### What is needed
Copy the data exactly, pictures aside.

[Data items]
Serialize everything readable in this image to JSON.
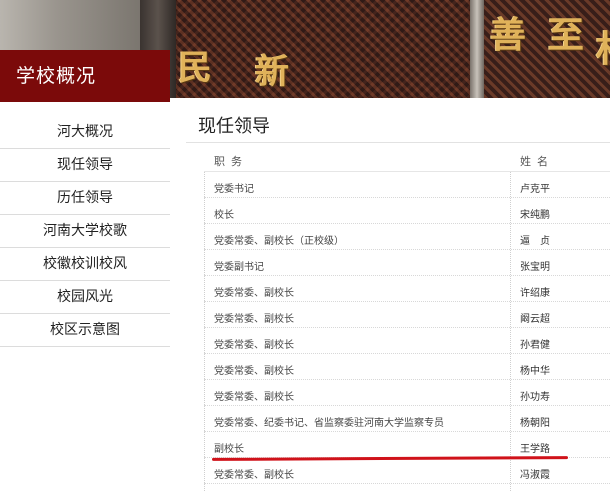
{
  "banner": {
    "glyphs": [
      "民",
      "新",
      "善",
      "至",
      "村"
    ]
  },
  "sidebar": {
    "title": "学校概况",
    "items": [
      {
        "label": "河大概况"
      },
      {
        "label": "现任领导"
      },
      {
        "label": "历任领导"
      },
      {
        "label": "河南大学校歌"
      },
      {
        "label": "校徽校训校风"
      },
      {
        "label": "校园风光"
      },
      {
        "label": "校区示意图"
      }
    ]
  },
  "main": {
    "title": "现任领导",
    "table": {
      "headers": {
        "position": "职务",
        "name": "姓名"
      },
      "rows": [
        {
          "position": "党委书记",
          "name": "卢克平"
        },
        {
          "position": "校长",
          "name": "宋纯鹏"
        },
        {
          "position": "党委常委、副校长（正校级）",
          "name": "逼　贞"
        },
        {
          "position": "党委副书记",
          "name": "张宝明"
        },
        {
          "position": "党委常委、副校长",
          "name": "许绍康"
        },
        {
          "position": "党委常委、副校长",
          "name": "阚云超"
        },
        {
          "position": "党委常委、副校长",
          "name": "孙君健"
        },
        {
          "position": "党委常委、副校长",
          "name": "杨中华"
        },
        {
          "position": "党委常委、副校长",
          "name": "孙功寿"
        },
        {
          "position": "党委常委、纪委书记、省监察委驻河南大学监察专员",
          "name": "杨朝阳"
        },
        {
          "position": "副校长",
          "name": "王学路"
        },
        {
          "position": "党委常委、副校长",
          "name": "冯淑霞"
        }
      ]
    }
  },
  "colors": {
    "accent": "#7b0a0a",
    "highlight": "#d0121a"
  }
}
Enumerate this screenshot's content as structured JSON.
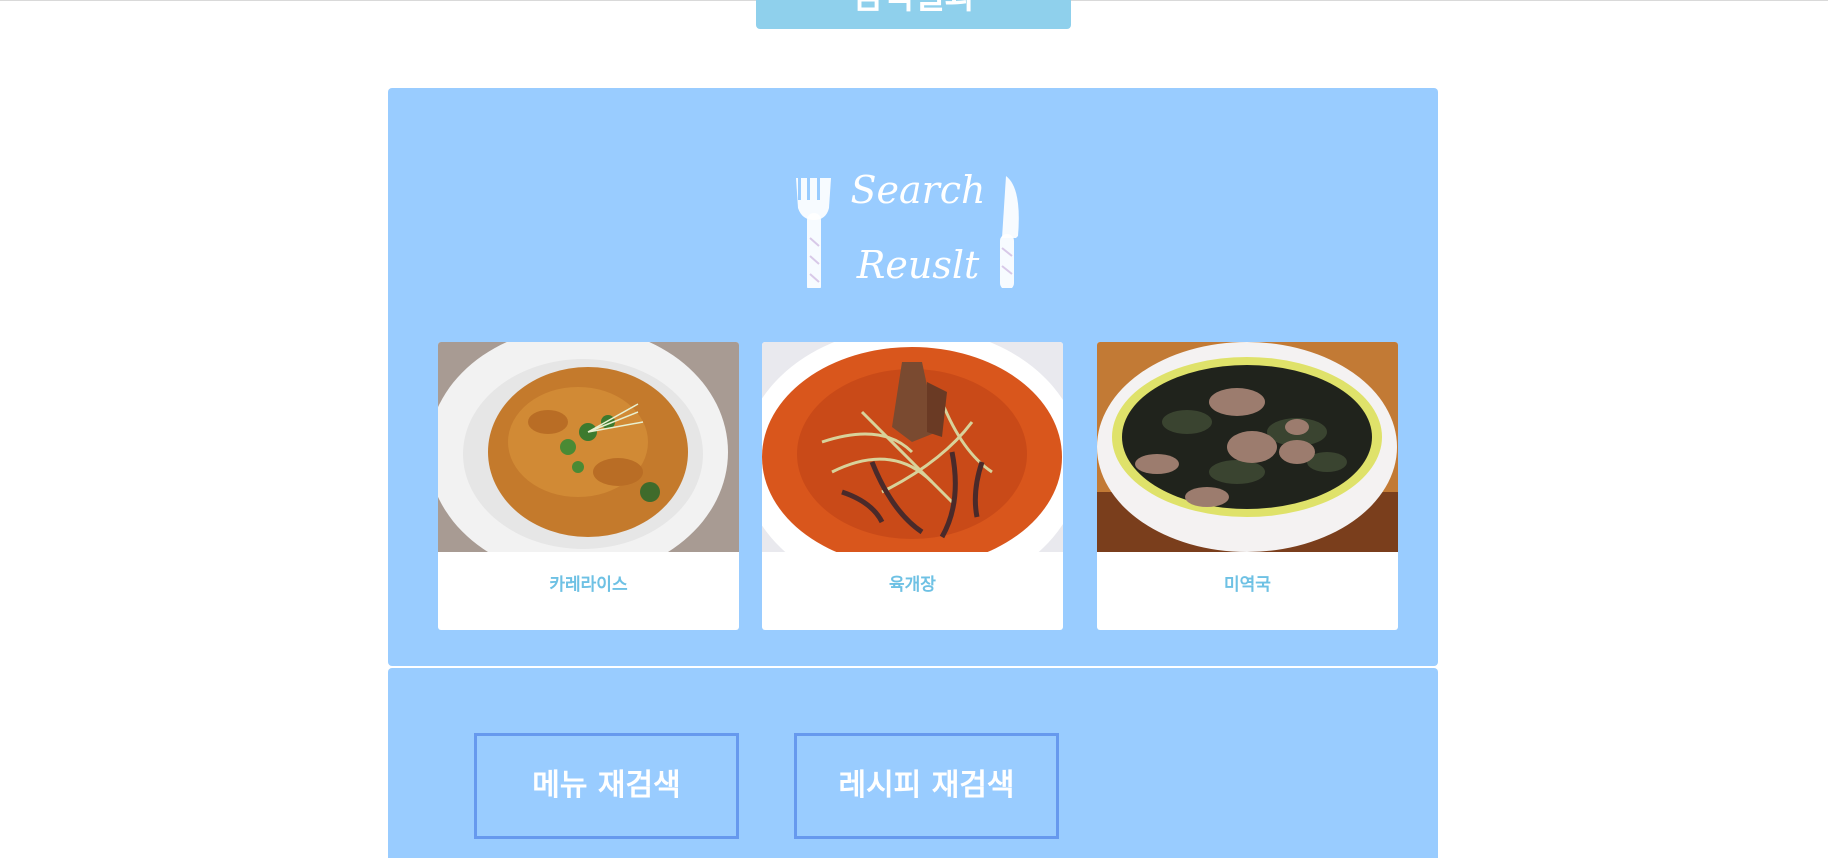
{
  "header": {
    "tab_label": "검색결과"
  },
  "results": {
    "logo_line1": "Search",
    "logo_line2": "Reuslt",
    "cards": [
      {
        "title": "카레라이스",
        "image": "curry-rice-photo"
      },
      {
        "title": "육개장",
        "image": "yukgaejang-photo"
      },
      {
        "title": "미역국",
        "image": "miyeokguk-photo"
      }
    ]
  },
  "actions": {
    "menu_research": "메뉴 재검색",
    "recipe_research": "레시피 재검색"
  },
  "colors": {
    "panel": "#99ccff",
    "tab": "#8fd0ec",
    "card_title": "#6ec1e4",
    "button_border": "#6699ee"
  }
}
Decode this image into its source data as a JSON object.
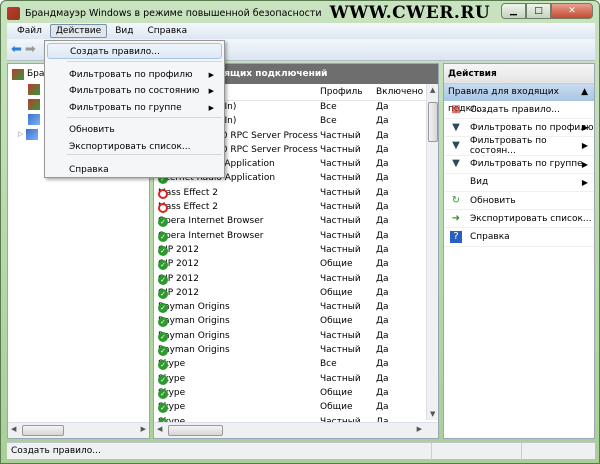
{
  "window": {
    "title": "Брандмауэр Windows в режиме повышенной безопасности",
    "watermark": "WWW.CWER.RU",
    "minimize": "▁",
    "maximize": "□",
    "close": "✕"
  },
  "menubar": [
    "Файл",
    "Действие",
    "Вид",
    "Справка"
  ],
  "dropdown": {
    "items": [
      {
        "label": "Создать правило...",
        "highlighted": true
      },
      {
        "label": "Фильтровать по профилю",
        "submenu": true
      },
      {
        "label": "Фильтровать по состоянию",
        "submenu": true
      },
      {
        "label": "Фильтровать по группе",
        "submenu": true
      },
      {
        "label": "Обновить"
      },
      {
        "label": "Экспортировать список..."
      },
      {
        "label": "Справка"
      }
    ],
    "arrow": "▶"
  },
  "left_tree": {
    "root": "Бра"
  },
  "center": {
    "header": "ходящих подключений",
    "columns": [
      "Профиль",
      "Включено"
    ],
    "rows": [
      {
        "name": "P-In)",
        "profile": "Все",
        "enabled": "Да",
        "status": "allow",
        "hidden": true
      },
      {
        "name": "P-In)",
        "profile": "Все",
        "enabled": "Да",
        "status": "allow",
        "hidden": true
      },
      {
        "name": "00 RPC Server Process",
        "profile": "Частный",
        "enabled": "Да",
        "status": "allow",
        "hidden": true
      },
      {
        "name": "00 RPC Server Process",
        "profile": "Частный",
        "enabled": "Да",
        "status": "allow",
        "hidden": true
      },
      {
        "name": "o Application",
        "profile": "Частный",
        "enabled": "Да",
        "status": "allow",
        "hidden": true
      },
      {
        "name": "Internet Radio Application",
        "profile": "Частный",
        "enabled": "Да",
        "status": "allow"
      },
      {
        "name": "Mass Effect 2",
        "profile": "Частный",
        "enabled": "Да",
        "status": "block"
      },
      {
        "name": "Mass Effect 2",
        "profile": "Частный",
        "enabled": "Да",
        "status": "block"
      },
      {
        "name": "Opera Internet Browser",
        "profile": "Частный",
        "enabled": "Да",
        "status": "allow"
      },
      {
        "name": "Opera Internet Browser",
        "profile": "Частный",
        "enabled": "Да",
        "status": "allow"
      },
      {
        "name": "QIP 2012",
        "profile": "Частный",
        "enabled": "Да",
        "status": "allow"
      },
      {
        "name": "QIP 2012",
        "profile": "Общие",
        "enabled": "Да",
        "status": "allow"
      },
      {
        "name": "QIP 2012",
        "profile": "Частный",
        "enabled": "Да",
        "status": "allow"
      },
      {
        "name": "QIP 2012",
        "profile": "Общие",
        "enabled": "Да",
        "status": "allow"
      },
      {
        "name": "Rayman Origins",
        "profile": "Частный",
        "enabled": "Да",
        "status": "allow"
      },
      {
        "name": "Rayman Origins",
        "profile": "Общие",
        "enabled": "Да",
        "status": "allow"
      },
      {
        "name": "Rayman Origins",
        "profile": "Частный",
        "enabled": "Да",
        "status": "allow"
      },
      {
        "name": "Rayman Origins",
        "profile": "Частный",
        "enabled": "Да",
        "status": "allow"
      },
      {
        "name": "Skype",
        "profile": "Все",
        "enabled": "Да",
        "status": "allow"
      },
      {
        "name": "Skype",
        "profile": "Частный",
        "enabled": "Да",
        "status": "allow"
      },
      {
        "name": "Skype",
        "profile": "Общие",
        "enabled": "Да",
        "status": "allow"
      },
      {
        "name": "Skype",
        "profile": "Общие",
        "enabled": "Да",
        "status": "allow"
      },
      {
        "name": "Skype",
        "profile": "Частный",
        "enabled": "Да",
        "status": "allow"
      }
    ]
  },
  "actions": {
    "title": "Действия",
    "section": "Правила для входящих подкл...",
    "items": [
      {
        "label": "Создать правило...",
        "icon": "new-rule-icon"
      },
      {
        "label": "Фильтровать по профилю",
        "icon": "filter-icon",
        "submenu": true
      },
      {
        "label": "Фильтровать по состоян...",
        "icon": "filter-icon",
        "submenu": true
      },
      {
        "label": "Фильтровать по группе",
        "icon": "filter-icon",
        "submenu": true
      },
      {
        "label": "Вид",
        "icon": "",
        "submenu": true
      },
      {
        "label": "Обновить",
        "icon": "refresh-icon"
      },
      {
        "label": "Экспортировать список...",
        "icon": "export-icon"
      },
      {
        "label": "Справка",
        "icon": "help-icon"
      }
    ]
  },
  "status": {
    "text": "Создать правило..."
  }
}
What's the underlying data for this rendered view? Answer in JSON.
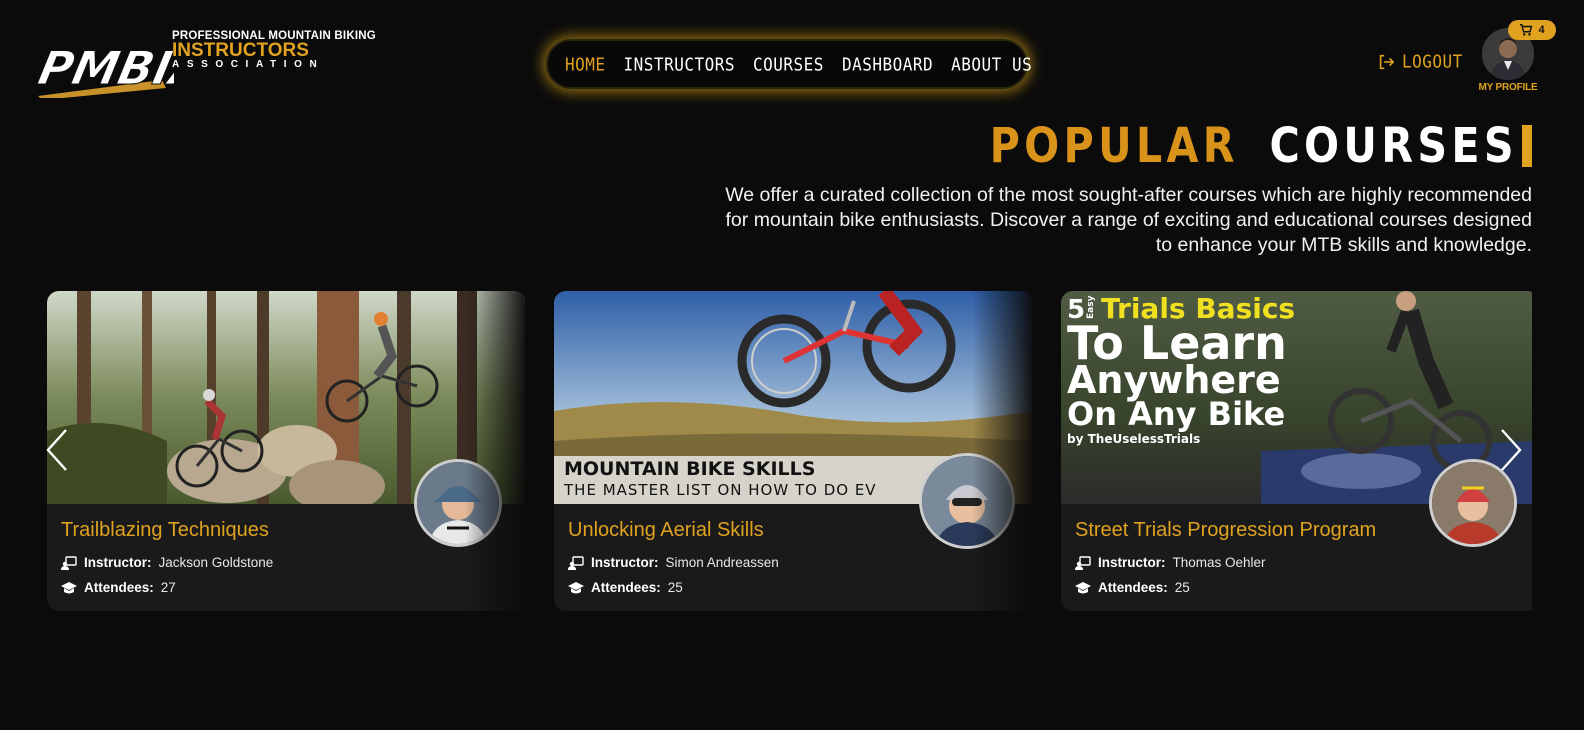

### Output for this exercise
Serialize everything readable in this image to JSON.
{
  "banner": {
    "glyphs": [
      "民",
      "新",
      "善",
      "至",
      "村"
    ]
  },
  "sidebar": {
    "title": "学校概况",
    "items": [
      {
        "label": "河大概况"
      },
      {
        "label": "现任领导"
      },
      {
        "label": "历任领导"
      },
      {
        "label": "河南大学校歌"
      },
      {
        "label": "校徽校训校风"
      },
      {
        "label": "校园风光"
      },
      {
        "label": "校区示意图"
      }
    ]
  },
  "main": {
    "title": "现任领导",
    "table": {
      "headers": {
        "position": "职务",
        "name": "姓名"
      },
      "rows": [
        {
          "position": "党委书记",
          "name": "卢克平"
        },
        {
          "position": "校长",
          "name": "宋纯鹏"
        },
        {
          "position": "党委常委、副校长（正校级）",
          "name": "逼　贞"
        },
        {
          "position": "党委副书记",
          "name": "张宝明"
        },
        {
          "position": "党委常委、副校长",
          "name": "许绍康"
        },
        {
          "position": "党委常委、副校长",
          "name": "阚云超"
        },
        {
          "position": "党委常委、副校长",
          "name": "孙君健"
        },
        {
          "position": "党委常委、副校长",
          "name": "杨中华"
        },
        {
          "position": "党委常委、副校长",
          "name": "孙功寿"
        },
        {
          "position": "党委常委、纪委书记、省监察委驻河南大学监察专员",
          "name": "杨朝阳"
        },
        {
          "position": "副校长",
          "name": "王学路"
        },
        {
          "position": "党委常委、副校长",
          "name": "冯淑霞"
        }
      ]
    }
  },
  "colors": {
    "accent": "#7b0a0a",
    "highlight": "#d0121a"
  }
}
Enumerate this screenshot's content as structured JSON.
{
  "header": {
    "tab_label": "검색결과"
  },
  "results": {
    "logo_line1": "Search",
    "logo_line2": "Reuslt",
    "cards": [
      {
        "title": "카레라이스",
        "image": "curry-rice-photo"
      },
      {
        "title": "육개장",
        "image": "yukgaejang-photo"
      },
      {
        "title": "미역국",
        "image": "miyeokguk-photo"
      }
    ]
  },
  "actions": {
    "menu_research": "메뉴 재검색",
    "recipe_research": "레시피 재검색"
  },
  "colors": {
    "panel": "#99ccff",
    "tab": "#8fd0ec",
    "card_title": "#6ec1e4",
    "button_border": "#6699ee"
  }
}
Decode this image into its source data as a JSON object.
{
  "window": {
    "title": "Брандмауэр Windows в режиме повышенной безопасности",
    "watermark": "WWW.CWER.RU",
    "minimize": "▁",
    "maximize": "□",
    "close": "✕"
  },
  "menubar": [
    "Файл",
    "Действие",
    "Вид",
    "Справка"
  ],
  "dropdown": {
    "items": [
      {
        "label": "Создать правило...",
        "highlighted": true
      },
      {
        "label": "Фильтровать по профилю",
        "submenu": true
      },
      {
        "label": "Фильтровать по состоянию",
        "submenu": true
      },
      {
        "label": "Фильтровать по группе",
        "submenu": true
      },
      {
        "label": "Обновить"
      },
      {
        "label": "Экспортировать список..."
      },
      {
        "label": "Справка"
      }
    ],
    "arrow": "▶"
  },
  "left_tree": {
    "root": "Бра"
  },
  "center": {
    "header": "ходящих подключений",
    "columns": [
      "Профиль",
      "Включено"
    ],
    "rows": [
      {
        "name": "P-In)",
        "profile": "Все",
        "enabled": "Да",
        "status": "allow",
        "hidden": true
      },
      {
        "name": "P-In)",
        "profile": "Все",
        "enabled": "Да",
        "status": "allow",
        "hidden": true
      },
      {
        "name": "00 RPC Server Process",
        "profile": "Частный",
        "enabled": "Да",
        "status": "allow",
        "hidden": true
      },
      {
        "name": "00 RPC Server Process",
        "profile": "Частный",
        "enabled": "Да",
        "status": "allow",
        "hidden": true
      },
      {
        "name": "o Application",
        "profile": "Частный",
        "enabled": "Да",
        "status": "allow",
        "hidden": true
      },
      {
        "name": "Internet Radio Application",
        "profile": "Частный",
        "enabled": "Да",
        "status": "allow"
      },
      {
        "name": "Mass Effect 2",
        "profile": "Частный",
        "enabled": "Да",
        "status": "block"
      },
      {
        "name": "Mass Effect 2",
        "profile": "Частный",
        "enabled": "Да",
        "status": "block"
      },
      {
        "name": "Opera Internet Browser",
        "profile": "Частный",
        "enabled": "Да",
        "status": "allow"
      },
      {
        "name": "Opera Internet Browser",
        "profile": "Частный",
        "enabled": "Да",
        "status": "allow"
      },
      {
        "name": "QIP 2012",
        "profile": "Частный",
        "enabled": "Да",
        "status": "allow"
      },
      {
        "name": "QIP 2012",
        "profile": "Общие",
        "enabled": "Да",
        "status": "allow"
      },
      {
        "name": "QIP 2012",
        "profile": "Частный",
        "enabled": "Да",
        "status": "allow"
      },
      {
        "name": "QIP 2012",
        "profile": "Общие",
        "enabled": "Да",
        "status": "allow"
      },
      {
        "name": "Rayman Origins",
        "profile": "Частный",
        "enabled": "Да",
        "status": "allow"
      },
      {
        "name": "Rayman Origins",
        "profile": "Общие",
        "enabled": "Да",
        "status": "allow"
      },
      {
        "name": "Rayman Origins",
        "profile": "Частный",
        "enabled": "Да",
        "status": "allow"
      },
      {
        "name": "Rayman Origins",
        "profile": "Частный",
        "enabled": "Да",
        "status": "allow"
      },
      {
        "name": "Skype",
        "profile": "Все",
        "enabled": "Да",
        "status": "allow"
      },
      {
        "name": "Skype",
        "profile": "Частный",
        "enabled": "Да",
        "status": "allow"
      },
      {
        "name": "Skype",
        "profile": "Общие",
        "enabled": "Да",
        "status": "allow"
      },
      {
        "name": "Skype",
        "profile": "Общие",
        "enabled": "Да",
        "status": "allow"
      },
      {
        "name": "Skype",
        "profile": "Частный",
        "enabled": "Да",
        "status": "allow"
      }
    ]
  },
  "actions": {
    "title": "Действия",
    "section": "Правила для входящих подкл...",
    "items": [
      {
        "label": "Создать правило...",
        "icon": "new-rule-icon"
      },
      {
        "label": "Фильтровать по профилю",
        "icon": "filter-icon",
        "submenu": true
      },
      {
        "label": "Фильтровать по состоян...",
        "icon": "filter-icon",
        "submenu": true
      },
      {
        "label": "Фильтровать по группе",
        "icon": "filter-icon",
        "submenu": true
      },
      {
        "label": "Вид",
        "icon": "",
        "submenu": true
      },
      {
        "label": "Обновить",
        "icon": "refresh-icon"
      },
      {
        "label": "Экспортировать список...",
        "icon": "export-icon"
      },
      {
        "label": "Справка",
        "icon": "help-icon"
      }
    ]
  },
  "status": {
    "text": "Создать правило..."
  }
}
What's the underlying data for this rendered view? Answer in JSON.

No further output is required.